Biosynthesis of Vasicine Various studies in Peganum harmala have evidently revealed vasicine (peganine) to be derived from the anthranilic acid, while the remaining portion of the structure comprising of a pyrrolidine ring provided by ornithine. The probable mechanism of vasicine skeleton may be explained by virtue of the nucleophilic attack from the N-atom present in anthranilate upon the pyrrolidinium cation, ultimately followed by amide formation. However, interestingly this pathway is not being adopted in Justicia adhatoda.
Effective respiratory care
Vasaka (Malabar Nut Tree/Adhatoda zeylanica) is well known in Ayurveda for its beneficial effects in respiratory ailments, particularly as an expectorant in bronchitis. The leaves, flowers, fruits and roots are used extensively for treating cold, cough, whooping-cough, chronic bronchitis and asthma.
Vasaka grows throughout India, up to an altitude of 1,300 meters.
Vasaka contains the pyrroquinazoline alkaloids, including vasicine, vasicol and vasinone along with other minor constituents. Vasicine and vasinone are the major bioactive constituents of Vasaka which have bronchodilatory and antitussive properties.
The alkaloids present in the plant show significant protection against allergen-induced bronchial obstruction.
Respiratory care: Vasaka exhibits anti-inflammatory, antitussive and bronchodilatory action which eases congestion and coughing by helping loosen and thin mucus in airways. Vasaka relieves dyspnea by dilating the airways and improves overall lung functions. The herb is an excellent supportive therapy for symptomatic relief in tuberculosis and pulmonary infections.
- Productive cough
- Bronchial asthma
One capsule, twice a day or as directed by your physician
Each capsule contains 250mg extract of Vasaka
Note: Since Himalaya’s Pure Herbs are in capsule form, some children below 14 years may find it difficult to swallow them. For this reason, Pure Herbs are recommended for children ages 14 and above.

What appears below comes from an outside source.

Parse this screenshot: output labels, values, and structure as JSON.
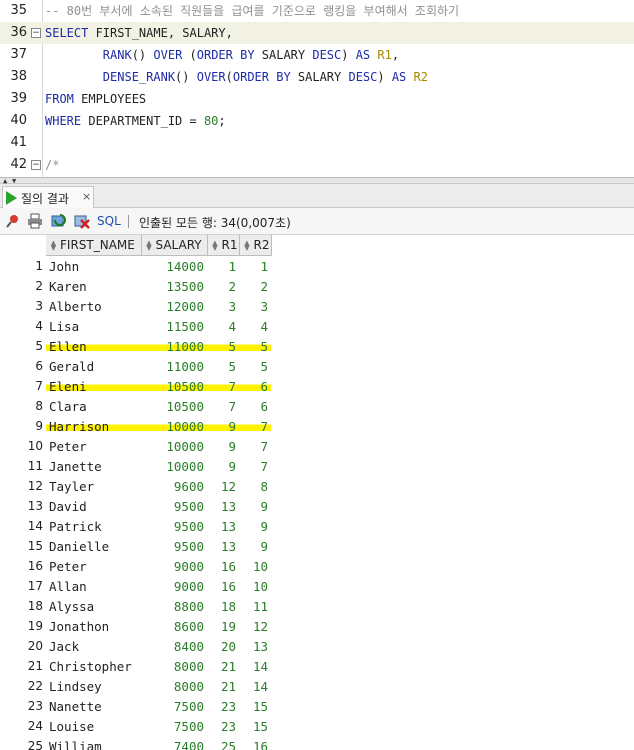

The information on this page is not intended to be a substitute for professional medical advice. Do not use this information to diagnose or treat your problem without consulting your doctor.
- Nepali, Kunal; Sharma, Sahil; Ojha, Ritu; Dhar, Kanaya Lal (2012). “Vasicine and structurally related quinazolines”. Medicinal Chemistry Research 22 (1): 1–15. doi:10.1007/s00044-012-0002-5. ISSN 1054-2523.
- Avula, B.; et al. (2008). “Quantitative determination of vasicine and vasicinone in Adhatoda vasica by high performance capillary electrophoresis” (PDF). Die Pharmazie – An International Journal of Pharmaceutical Sciences 63 (1): 20–22. doi:10.1691/ph.2008.7175.
- Rajani, M; Soni, S; Anandjiwala, Sheetal; Patel, G (2008). “Validation of different methods of preparation of Adhatoda vasica leaf juice by quantification of total alkaloids and vasicine”. Indian Journal of Pharmaceutical Sciences 70 (1): 36. doi:10.4103/0250-474X.40329.ISSN 0250-474X.
|Jmol interactive 3D||Image|
|Molar mass||188.23 g·mol−1|
|Melting point||210 °C (410 °F; 483 K)|
|Solubility in acetone, alcohol, chloroform||Soluble|